Finding the conditions that suit milkweed seeds is not too easy. There is no easy solution to finding the best temperature, humidity, and water requirements to grow. So I wanted to share some information from the research I did with other Milkweed lovers as an introduction to this Milkweed Growing Guide section of our website.Milkweed are beautiful American wildflowers and delightful garden plants. Fragrant clusters of flowers are a magnet for butterflies and pollinators. Four species of native milkweed are found in most states: the Whorled Milkweed, Common Milkweed, and Swamp Milkweeds, and Butterfly Weed. They will thrive in a wide range of garden and meadow habitats from the eastern seaboard to the Rocky Mountains, including southern Canada. Plant milkweed in your meadow or garden to provide much-needed habitat and food for monarch butterflies, bees, and other beneficial insects. Follow our guide to learn how to planting and growing healthy milkweed.
Planting Time: Milkweed plants can be planted in spring or fall. In spring, your milkweed plants will likely arrive in a dormant state, with no green leaves above the soil line. This is perfectly normal! At this stage in your milkweed's growth, all of the energy is being focused on developing a strong root system. After you plant your milkweed, you should see it 'wake up' as the soil warms and should begin to see leaves form - often, milkweed can be slow to wake up from dormancy compared to other perennials in your garden. Be sure not to overwater while they are dormant. The leaves of all milkweed species are the host plant for the caterpillars of beautiful American monarch butterflies - meaning milkweed leaves are the ONLY food that they can eat to survive. However, because of widespread pesticide use and the destruction of meadows across the country, wild-growing milkweeds are disappearing in places where these butterflies breed. This has led to a nearly 90% decline in monarch populations over the last 2 decades! Looking ahead, if we don't replenish these lost milkweeds, Monarch butterflies will vanish from the American landscape forever. Fortunately, you can plant milkweed to help support your local monarch butterfly and pollinator population!
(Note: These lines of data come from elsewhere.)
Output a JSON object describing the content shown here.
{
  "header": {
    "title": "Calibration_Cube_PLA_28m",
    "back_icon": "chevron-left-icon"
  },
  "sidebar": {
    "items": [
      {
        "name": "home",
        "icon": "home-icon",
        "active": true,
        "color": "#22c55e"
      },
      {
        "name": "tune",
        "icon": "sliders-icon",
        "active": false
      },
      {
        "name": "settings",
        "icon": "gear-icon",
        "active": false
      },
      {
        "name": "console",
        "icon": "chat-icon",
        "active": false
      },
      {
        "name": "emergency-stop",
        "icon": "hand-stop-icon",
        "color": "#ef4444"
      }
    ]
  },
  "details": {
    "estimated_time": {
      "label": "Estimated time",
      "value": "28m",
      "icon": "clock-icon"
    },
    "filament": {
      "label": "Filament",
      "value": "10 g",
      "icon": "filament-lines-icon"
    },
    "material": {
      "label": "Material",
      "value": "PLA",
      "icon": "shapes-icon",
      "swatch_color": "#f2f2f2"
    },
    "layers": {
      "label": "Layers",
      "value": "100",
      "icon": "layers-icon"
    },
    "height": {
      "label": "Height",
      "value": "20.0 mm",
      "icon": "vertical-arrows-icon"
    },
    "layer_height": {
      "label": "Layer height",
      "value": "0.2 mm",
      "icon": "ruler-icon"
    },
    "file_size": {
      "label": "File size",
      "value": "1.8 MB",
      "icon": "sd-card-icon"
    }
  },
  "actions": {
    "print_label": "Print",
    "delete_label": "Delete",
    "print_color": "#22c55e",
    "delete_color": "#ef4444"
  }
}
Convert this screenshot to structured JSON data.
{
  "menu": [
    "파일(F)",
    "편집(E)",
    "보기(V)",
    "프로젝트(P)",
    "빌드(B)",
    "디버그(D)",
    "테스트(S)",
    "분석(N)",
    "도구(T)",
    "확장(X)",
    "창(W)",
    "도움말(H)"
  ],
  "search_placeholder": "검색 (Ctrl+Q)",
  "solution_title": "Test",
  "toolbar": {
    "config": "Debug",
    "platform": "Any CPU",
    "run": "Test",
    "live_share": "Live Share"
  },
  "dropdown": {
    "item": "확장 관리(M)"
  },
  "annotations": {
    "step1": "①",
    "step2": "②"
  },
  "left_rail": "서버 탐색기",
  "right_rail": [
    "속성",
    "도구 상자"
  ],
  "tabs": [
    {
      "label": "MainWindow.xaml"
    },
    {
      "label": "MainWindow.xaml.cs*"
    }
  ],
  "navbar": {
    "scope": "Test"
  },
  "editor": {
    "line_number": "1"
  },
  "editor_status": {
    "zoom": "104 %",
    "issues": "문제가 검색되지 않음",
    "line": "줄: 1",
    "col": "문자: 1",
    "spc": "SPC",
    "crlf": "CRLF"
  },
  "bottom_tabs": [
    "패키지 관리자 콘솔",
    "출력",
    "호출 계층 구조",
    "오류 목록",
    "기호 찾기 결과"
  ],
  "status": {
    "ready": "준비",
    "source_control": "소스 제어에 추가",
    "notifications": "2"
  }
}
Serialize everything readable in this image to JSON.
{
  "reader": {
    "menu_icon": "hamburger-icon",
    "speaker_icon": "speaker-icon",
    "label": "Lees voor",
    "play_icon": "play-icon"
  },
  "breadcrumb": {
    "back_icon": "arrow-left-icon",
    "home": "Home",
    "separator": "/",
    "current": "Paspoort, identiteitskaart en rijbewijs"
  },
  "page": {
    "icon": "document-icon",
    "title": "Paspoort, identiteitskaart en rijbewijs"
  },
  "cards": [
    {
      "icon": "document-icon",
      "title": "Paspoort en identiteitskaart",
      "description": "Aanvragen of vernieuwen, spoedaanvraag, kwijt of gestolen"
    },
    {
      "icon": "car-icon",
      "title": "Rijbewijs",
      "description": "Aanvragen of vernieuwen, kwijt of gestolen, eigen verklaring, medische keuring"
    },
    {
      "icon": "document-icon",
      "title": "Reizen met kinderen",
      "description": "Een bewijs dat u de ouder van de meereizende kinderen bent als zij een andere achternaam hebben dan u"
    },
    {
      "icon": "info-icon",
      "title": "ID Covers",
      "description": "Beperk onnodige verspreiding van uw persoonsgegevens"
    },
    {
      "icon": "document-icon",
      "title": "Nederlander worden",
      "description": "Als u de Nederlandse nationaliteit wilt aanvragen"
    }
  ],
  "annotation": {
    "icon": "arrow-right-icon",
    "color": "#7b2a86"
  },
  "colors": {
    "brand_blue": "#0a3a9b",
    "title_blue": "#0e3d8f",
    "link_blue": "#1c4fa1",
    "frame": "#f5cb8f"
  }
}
Butterfly Weed is the iconic, bright orange beauty that's a staple in every butterfly garden. This showy native wildflower is easy to grow, cold hardy, and does well in poor, dry soils. Long-lasting clusters of small, flat-topped flowers are crowned with a yellow, sun-kissed "corona" and bloom from June through August. Butterfly Weed is an important nectar source for Monarch butterflies and its leaves provide essential food for developing Monarch caterpillars - but expect to see a variety of pollinators making use of this plant. Please note the Bag of 3 are bareroots. (Asclepias tuberosa) The flowers produce warty seed pods two to four inches long that split when ripe to cast many fine seeds to the wind. You might want to remove the seed pods before they open to reduce spreading. If you let the plant go to seed, they will sprout in distant corners of your yard (and beyond), thanks to the silky appendages that allow the seeds to waft on the slightest breeze. They are rather like the seeds of dandelions in this regard. Common milkweed might not be the best choice for formal perennial borders because of its tendency to get weedy and spread aggressively. It's better suited for naturalized areas like open fields and meadows and butterfly gardens. (Source: www.thespruce.com)